Along that line, the plan is for tablet computers to be run out to game officials for their review and consultation, while the final decision is reached at league officiating headquarters in New York, according to current proposals to be considered for votes this week. Additionally, a 40-second play clock is suggested after extra points when there is no commercial break scheduled, and halftime to be limited to 13 minutes 30 seconds.

[VIVID SEATS: Get your Bears tickets right here!]

Actual in-game changes are also under consideration.

No one is likely to label it “The McClellin Rule” but a proposal is there to ban players leaping over offensive linemen (read: long snappers) to block field goals and extra points. Former Bears linebacker Shea, as a special-teams rusher with the New England Patriots, successfully vaulted Ravens blockers to knock down a Baltimore field goal try last season.

The proposal is likely to pass ostensibly as a player-safety measure, although cynics might suggest that the impetus behind the ban is general irritation that Bill Belichick’s group came up with with kick-block gambit.
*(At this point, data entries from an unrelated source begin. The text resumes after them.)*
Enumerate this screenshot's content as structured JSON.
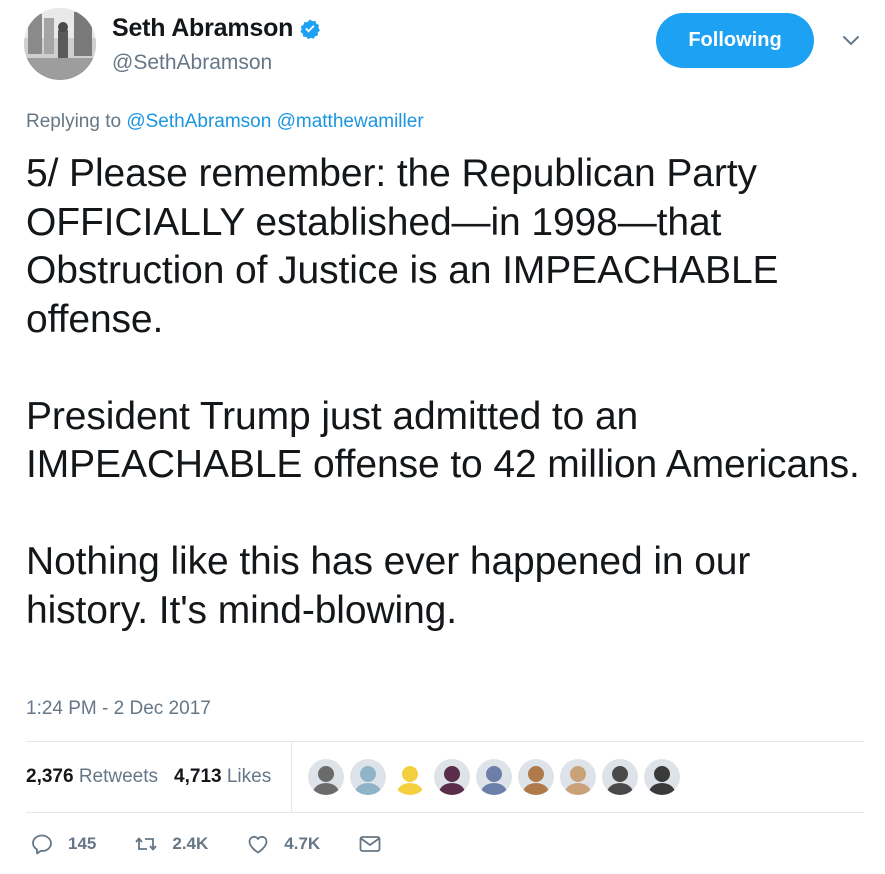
{
  "user": {
    "display_name": "Seth Abramson",
    "handle": "@SethAbramson",
    "verified": true,
    "avatar_icon": "profile-photo-street"
  },
  "follow_button": {
    "label": "Following",
    "color": "#1da1f2"
  },
  "menu": {
    "icon": "chevron-down-icon"
  },
  "reply": {
    "prefix": "Replying to",
    "mentions": [
      "@SethAbramson",
      "@matthewamiller"
    ]
  },
  "tweet": {
    "text": "5/ Please remember: the Republican Party OFFICIALLY established—in 1998—that Obstruction of Justice is an IMPEACHABLE offense.\n\nPresident Trump just admitted to an IMPEACHABLE offense to 42 million Americans.\n\nNothing like this has ever happened in our history. It's mind-blowing.",
    "timestamp": "1:24 PM - 2 Dec 2017"
  },
  "stats": {
    "retweets_count": "2,376",
    "retweets_label": "Retweets",
    "likes_count": "4,713",
    "likes_label": "Likes"
  },
  "likers": [
    {
      "icon": "liker-avatar-1",
      "color": "#6b6b6b"
    },
    {
      "icon": "liker-avatar-2",
      "color": "#8fb3c9"
    },
    {
      "icon": "liker-avatar-3",
      "color": "#f4d03f"
    },
    {
      "icon": "liker-avatar-4",
      "color": "#5a2d4a"
    },
    {
      "icon": "liker-avatar-5",
      "color": "#6c7fa8"
    },
    {
      "icon": "liker-avatar-6",
      "color": "#b07a4a"
    },
    {
      "icon": "liker-avatar-7",
      "color": "#c9a27a"
    },
    {
      "icon": "liker-avatar-8",
      "color": "#4a4a4a"
    },
    {
      "icon": "liker-avatar-9",
      "color": "#3a3a3a"
    }
  ],
  "actions": {
    "reply_count": "145",
    "retweet_count": "2.4K",
    "like_count": "4.7K"
  },
  "colors": {
    "link": "#1b95e0",
    "secondary_text": "#657786",
    "primary_text": "#14171a",
    "divider": "#e1e8ed"
  }
}
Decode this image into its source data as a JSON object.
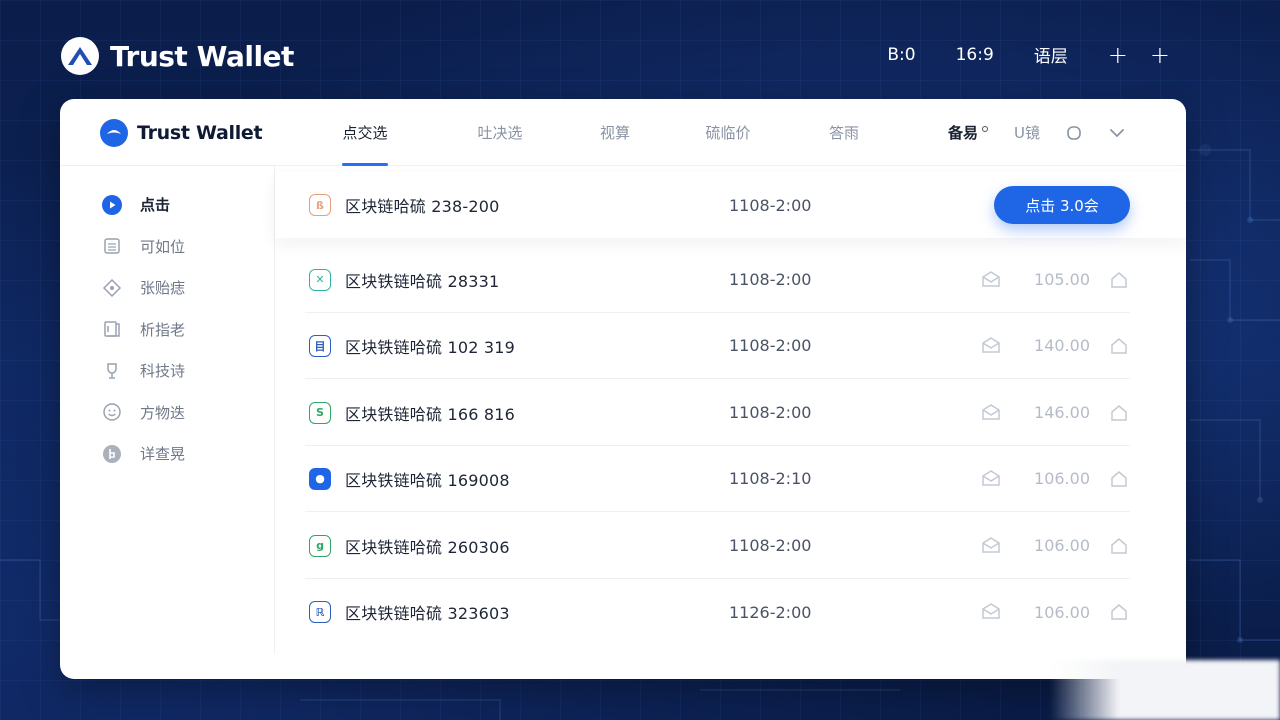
{
  "top_bar": {
    "brand": "Trust Wallet",
    "items": [
      "B:0",
      "16:9",
      "语层"
    ],
    "plus_1": "+",
    "plus_2": "+"
  },
  "window": {
    "brand": "Trust Wallet",
    "tabs": [
      {
        "label": "点交选",
        "active": true
      },
      {
        "label": "吐决选",
        "active": false
      },
      {
        "label": "视算",
        "active": false
      },
      {
        "label": "硫临价",
        "active": false
      },
      {
        "label": "答雨",
        "active": false
      }
    ],
    "header_right": {
      "primary": "备易",
      "secondary": "U镜"
    },
    "sidebar": [
      {
        "label": "点击",
        "icon": "play-circle-icon",
        "active": true
      },
      {
        "label": "可如位",
        "icon": "list-icon",
        "active": false
      },
      {
        "label": "张贻痣",
        "icon": "tag-icon",
        "active": false
      },
      {
        "label": "析指老",
        "icon": "book-icon",
        "active": false
      },
      {
        "label": "科技诗",
        "icon": "trophy-icon",
        "active": false
      },
      {
        "label": "方物迭",
        "icon": "smile-icon",
        "active": false
      },
      {
        "label": "详查晃",
        "icon": "badge-icon",
        "active": false
      }
    ],
    "rows": [
      {
        "name": "区块链哈硫 238-200",
        "time": "1108-2:00",
        "action": "点击 3.0会",
        "icon_glyph": "ß",
        "icon_color": "#e8a07a"
      },
      {
        "name": "区块铁链哈硫 28331",
        "time": "1108-2:00",
        "amount": "105.00",
        "icon_glyph": "✕",
        "icon_color": "#2fb4a7"
      },
      {
        "name": "区块铁链哈硫 102 319",
        "time": "1108-2:00",
        "amount": "140.00",
        "icon_glyph": "目",
        "icon_color": "#2a5fbf"
      },
      {
        "name": "区块铁链哈硫 166 816",
        "time": "1108-2:00",
        "amount": "146.00",
        "icon_glyph": "S",
        "icon_color": "#2fa766"
      },
      {
        "name": "区块铁链哈硫 169008",
        "time": "1108-2:10",
        "amount": "106.00",
        "icon_glyph": "●",
        "icon_color": "#1f66e6",
        "icon_filled": true
      },
      {
        "name": "区块铁链哈硫 260306",
        "time": "1108-2:00",
        "amount": "106.00",
        "icon_glyph": "g",
        "icon_color": "#2fa766"
      },
      {
        "name": "区块铁链哈硫 323603",
        "time": "1126-2:00",
        "amount": "106.00",
        "icon_glyph": "ℝ",
        "icon_color": "#2a5fbf"
      }
    ]
  }
}
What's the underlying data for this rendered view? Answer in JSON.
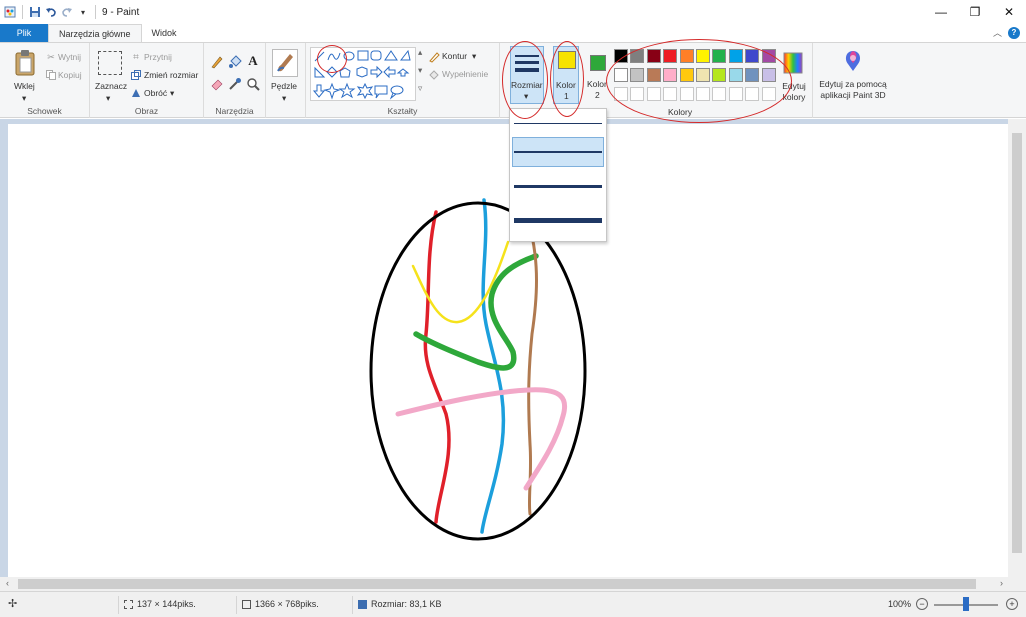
{
  "window": {
    "title": "9 - Paint"
  },
  "qat": {
    "icons": [
      "paint-app-icon",
      "save-icon",
      "undo-icon",
      "redo-icon",
      "customize-icon"
    ]
  },
  "tabs": [
    {
      "label": "Plik"
    },
    {
      "label": "Narzędzia główne"
    },
    {
      "label": "Widok"
    }
  ],
  "ribbon": {
    "clipboard": {
      "paste": "Wklej",
      "cut": "Wytnij",
      "copy": "Kopiuj",
      "group": "Schowek"
    },
    "image": {
      "select": "Zaznacz",
      "crop": "Przytnij",
      "resize": "Zmień rozmiar",
      "rotate": "Obróć",
      "group": "Obraz"
    },
    "tools": {
      "group": "Narzędzia"
    },
    "brushes": {
      "label": "Pędzle"
    },
    "shapes": {
      "outline": "Kontur",
      "fill": "Wypełnienie",
      "group": "Kształty"
    },
    "size": {
      "label": "Rozmiar"
    },
    "color1": {
      "label": "Kolor",
      "number": "1",
      "value": "#f7e200"
    },
    "color2": {
      "label": "Kolor",
      "number": "2",
      "value": "#2ea83a"
    },
    "colors": {
      "group": "Kolory",
      "row1": [
        "#000000",
        "#7f7f7f",
        "#880015",
        "#ed1c24",
        "#ff7f27",
        "#fff200",
        "#22b14c",
        "#00a2e8",
        "#3f48cc",
        "#a349a4"
      ],
      "row2": [
        "#ffffff",
        "#c3c3c3",
        "#b97a57",
        "#ffaec9",
        "#ffc90e",
        "#efe4b0",
        "#b5e61d",
        "#99d9ea",
        "#7092be",
        "#c8bfe7"
      ],
      "row3": [
        "#ffffff",
        "#ffffff",
        "#ffffff",
        "#ffffff",
        "#ffffff",
        "#ffffff",
        "#ffffff",
        "#ffffff",
        "#ffffff",
        "#ffffff"
      ],
      "edit": "Edytuj kolory"
    },
    "paint3d": {
      "label": "Edytuj za pomocą aplikacji Paint 3D"
    }
  },
  "size_dropdown": {
    "options": [
      "1px",
      "3px",
      "5px",
      "8px"
    ],
    "selected_index": 1
  },
  "status": {
    "selection": "137 × 144piks.",
    "canvas_size": "1366 × 768piks.",
    "file_size": "Rozmiar: 83,1 KB",
    "zoom": "100%"
  },
  "drawing": {
    "colors": {
      "ellipse": "#000000",
      "red": "#e0202a",
      "blue": "#1c9fdc",
      "yellow": "#f5e21b",
      "green": "#2ea83a",
      "brown": "#b07a50",
      "pink": "#f2a8c8"
    }
  }
}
More directly aimed at protecting players from gratuitous violence in a game that has enough violence just by its nature is a move to remind officials that players can be ejected for egregiously illegal hits. The situation is not considered dire because of frequency but the league clearly wants to send a message/reminder to not only officials, but players, something likely to be reinforced during officials’ tours of training camps in August.